PROVIDED DATA START
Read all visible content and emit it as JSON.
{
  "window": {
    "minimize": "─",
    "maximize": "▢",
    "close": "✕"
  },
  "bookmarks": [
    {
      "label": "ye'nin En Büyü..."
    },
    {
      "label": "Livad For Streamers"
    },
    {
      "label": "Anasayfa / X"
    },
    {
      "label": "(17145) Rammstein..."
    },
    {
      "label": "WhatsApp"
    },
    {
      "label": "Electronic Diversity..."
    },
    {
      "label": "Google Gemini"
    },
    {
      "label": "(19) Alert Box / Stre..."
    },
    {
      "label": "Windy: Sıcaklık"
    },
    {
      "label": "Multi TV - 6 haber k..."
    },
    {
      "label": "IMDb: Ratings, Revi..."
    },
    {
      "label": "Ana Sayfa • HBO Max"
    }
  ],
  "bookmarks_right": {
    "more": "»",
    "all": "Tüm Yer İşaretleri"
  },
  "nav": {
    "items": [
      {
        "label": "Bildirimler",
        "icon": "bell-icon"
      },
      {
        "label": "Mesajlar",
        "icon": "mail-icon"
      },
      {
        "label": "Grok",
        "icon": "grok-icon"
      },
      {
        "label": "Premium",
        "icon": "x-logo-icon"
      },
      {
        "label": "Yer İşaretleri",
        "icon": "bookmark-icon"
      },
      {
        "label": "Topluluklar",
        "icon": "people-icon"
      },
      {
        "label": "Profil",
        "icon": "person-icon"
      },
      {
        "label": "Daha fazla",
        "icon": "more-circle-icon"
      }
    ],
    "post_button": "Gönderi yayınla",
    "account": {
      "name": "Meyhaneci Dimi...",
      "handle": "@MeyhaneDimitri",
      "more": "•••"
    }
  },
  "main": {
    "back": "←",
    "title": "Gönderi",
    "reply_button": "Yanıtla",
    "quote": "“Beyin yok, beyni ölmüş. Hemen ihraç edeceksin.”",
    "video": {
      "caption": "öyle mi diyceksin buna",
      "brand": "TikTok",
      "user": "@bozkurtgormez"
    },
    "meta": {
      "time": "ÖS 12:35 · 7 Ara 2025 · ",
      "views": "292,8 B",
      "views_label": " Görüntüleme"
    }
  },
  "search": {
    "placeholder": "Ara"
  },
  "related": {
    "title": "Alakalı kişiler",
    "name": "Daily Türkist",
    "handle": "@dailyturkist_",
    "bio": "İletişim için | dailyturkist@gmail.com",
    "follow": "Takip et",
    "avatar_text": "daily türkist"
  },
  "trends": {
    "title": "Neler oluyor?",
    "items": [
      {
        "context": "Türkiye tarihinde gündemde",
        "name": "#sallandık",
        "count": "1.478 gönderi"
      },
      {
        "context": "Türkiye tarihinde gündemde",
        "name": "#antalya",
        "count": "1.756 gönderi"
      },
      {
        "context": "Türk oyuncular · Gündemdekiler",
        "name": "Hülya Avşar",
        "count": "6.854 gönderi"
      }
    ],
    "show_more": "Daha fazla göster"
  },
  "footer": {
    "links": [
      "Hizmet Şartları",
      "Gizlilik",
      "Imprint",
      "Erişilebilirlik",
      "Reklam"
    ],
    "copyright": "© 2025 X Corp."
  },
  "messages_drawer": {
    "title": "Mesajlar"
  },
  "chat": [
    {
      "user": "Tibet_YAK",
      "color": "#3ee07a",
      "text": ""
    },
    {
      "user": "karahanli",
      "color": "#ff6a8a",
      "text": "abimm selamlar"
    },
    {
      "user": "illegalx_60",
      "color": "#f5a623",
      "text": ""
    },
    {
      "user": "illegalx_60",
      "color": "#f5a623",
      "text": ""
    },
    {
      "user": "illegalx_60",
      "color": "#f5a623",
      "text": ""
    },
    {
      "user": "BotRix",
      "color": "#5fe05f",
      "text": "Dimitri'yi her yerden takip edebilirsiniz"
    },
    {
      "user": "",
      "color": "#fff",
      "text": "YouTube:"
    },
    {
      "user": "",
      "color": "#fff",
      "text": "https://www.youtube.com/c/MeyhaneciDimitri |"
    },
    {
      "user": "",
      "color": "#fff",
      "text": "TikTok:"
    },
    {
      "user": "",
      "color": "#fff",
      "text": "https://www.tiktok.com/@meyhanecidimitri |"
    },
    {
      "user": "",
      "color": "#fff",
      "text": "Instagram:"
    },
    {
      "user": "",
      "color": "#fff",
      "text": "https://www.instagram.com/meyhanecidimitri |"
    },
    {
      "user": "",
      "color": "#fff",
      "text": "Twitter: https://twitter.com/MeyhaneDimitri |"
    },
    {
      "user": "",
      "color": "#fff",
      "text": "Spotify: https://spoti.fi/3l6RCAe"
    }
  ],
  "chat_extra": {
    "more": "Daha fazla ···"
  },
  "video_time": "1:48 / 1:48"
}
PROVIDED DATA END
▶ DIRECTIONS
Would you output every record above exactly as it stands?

▶ YOUR SOLUTION
Read all visible content and emit it as JSON.
{
  "window": {
    "minimize": "─",
    "maximize": "▢",
    "close": "✕"
  },
  "bookmarks": [
    {
      "label": "ye'nin En Büyü..."
    },
    {
      "label": "Livad For Streamers"
    },
    {
      "label": "Anasayfa / X"
    },
    {
      "label": "(17145) Rammstein..."
    },
    {
      "label": "WhatsApp"
    },
    {
      "label": "Electronic Diversity..."
    },
    {
      "label": "Google Gemini"
    },
    {
      "label": "(19) Alert Box / Stre..."
    },
    {
      "label": "Windy: Sıcaklık"
    },
    {
      "label": "Multi TV - 6 haber k..."
    },
    {
      "label": "IMDb: Ratings, Revi..."
    },
    {
      "label": "Ana Sayfa • HBO Max"
    }
  ],
  "bookmarks_right": {
    "more": "»",
    "all": "Tüm Yer İşaretleri"
  },
  "nav": {
    "items": [
      {
        "label": "Bildirimler",
        "icon": "bell-icon"
      },
      {
        "label": "Mesajlar",
        "icon": "mail-icon"
      },
      {
        "label": "Grok",
        "icon": "grok-icon"
      },
      {
        "label": "Premium",
        "icon": "x-logo-icon"
      },
      {
        "label": "Yer İşaretleri",
        "icon": "bookmark-icon"
      },
      {
        "label": "Topluluklar",
        "icon": "people-icon"
      },
      {
        "label": "Profil",
        "icon": "person-icon"
      },
      {
        "label": "Daha fazla",
        "icon": "more-circle-icon"
      }
    ],
    "post_button": "Gönderi yayınla",
    "account": {
      "name": "Meyhaneci Dimi...",
      "handle": "@MeyhaneDimitri",
      "more": "•••"
    }
  },
  "main": {
    "back": "←",
    "title": "Gönderi",
    "reply_button": "Yanıtla",
    "quote": "“Beyin yok, beyni ölmüş. Hemen ihraç edeceksin.”",
    "video": {
      "caption": "öyle mi diyceksin buna",
      "brand": "TikTok",
      "user": "@bozkurtgormez"
    },
    "meta": {
      "time": "ÖS 12:35 · 7 Ara 2025 · ",
      "views": "292,8 B",
      "views_label": " Görüntüleme"
    }
  },
  "search": {
    "placeholder": "Ara"
  },
  "related": {
    "title": "Alakalı kişiler",
    "name": "Daily Türkist",
    "handle": "@dailyturkist_",
    "bio": "İletişim için | dailyturkist@gmail.com",
    "follow": "Takip et",
    "avatar_text": "daily türkist"
  },
  "trends": {
    "title": "Neler oluyor?",
    "items": [
      {
        "context": "Türkiye tarihinde gündemde",
        "name": "#sallandık",
        "count": "1.478 gönderi"
      },
      {
        "context": "Türkiye tarihinde gündemde",
        "name": "#antalya",
        "count": "1.756 gönderi"
      },
      {
        "context": "Türk oyuncular · Gündemdekiler",
        "name": "Hülya Avşar",
        "count": "6.854 gönderi"
      }
    ],
    "show_more": "Daha fazla göster"
  },
  "footer": {
    "links": [
      "Hizmet Şartları",
      "Gizlilik",
      "Imprint",
      "Erişilebilirlik",
      "Reklam"
    ],
    "copyright": "© 2025 X Corp."
  },
  "messages_drawer": {
    "title": "Mesajlar"
  },
  "chat": [
    {
      "user": "Tibet_YAK",
      "color": "#3ee07a",
      "text": ""
    },
    {
      "user": "karahanli",
      "color": "#ff6a8a",
      "text": "abimm selamlar"
    },
    {
      "user": "illegalx_60",
      "color": "#f5a623",
      "text": ""
    },
    {
      "user": "illegalx_60",
      "color": "#f5a623",
      "text": ""
    },
    {
      "user": "illegalx_60",
      "color": "#f5a623",
      "text": ""
    },
    {
      "user": "BotRix",
      "color": "#5fe05f",
      "text": "Dimitri'yi her yerden takip edebilirsiniz"
    },
    {
      "user": "",
      "color": "#fff",
      "text": "YouTube:"
    },
    {
      "user": "",
      "color": "#fff",
      "text": "https://www.youtube.com/c/MeyhaneciDimitri |"
    },
    {
      "user": "",
      "color": "#fff",
      "text": "TikTok:"
    },
    {
      "user": "",
      "color": "#fff",
      "text": "https://www.tiktok.com/@meyhanecidimitri |"
    },
    {
      "user": "",
      "color": "#fff",
      "text": "Instagram:"
    },
    {
      "user": "",
      "color": "#fff",
      "text": "https://www.instagram.com/meyhanecidimitri |"
    },
    {
      "user": "",
      "color": "#fff",
      "text": "Twitter: https://twitter.com/MeyhaneDimitri |"
    },
    {
      "user": "",
      "color": "#fff",
      "text": "Spotify: https://spoti.fi/3l6RCAe"
    }
  ],
  "chat_extra": {
    "more": "Daha fazla ···"
  },
  "video_time": "1:48 / 1:48"
}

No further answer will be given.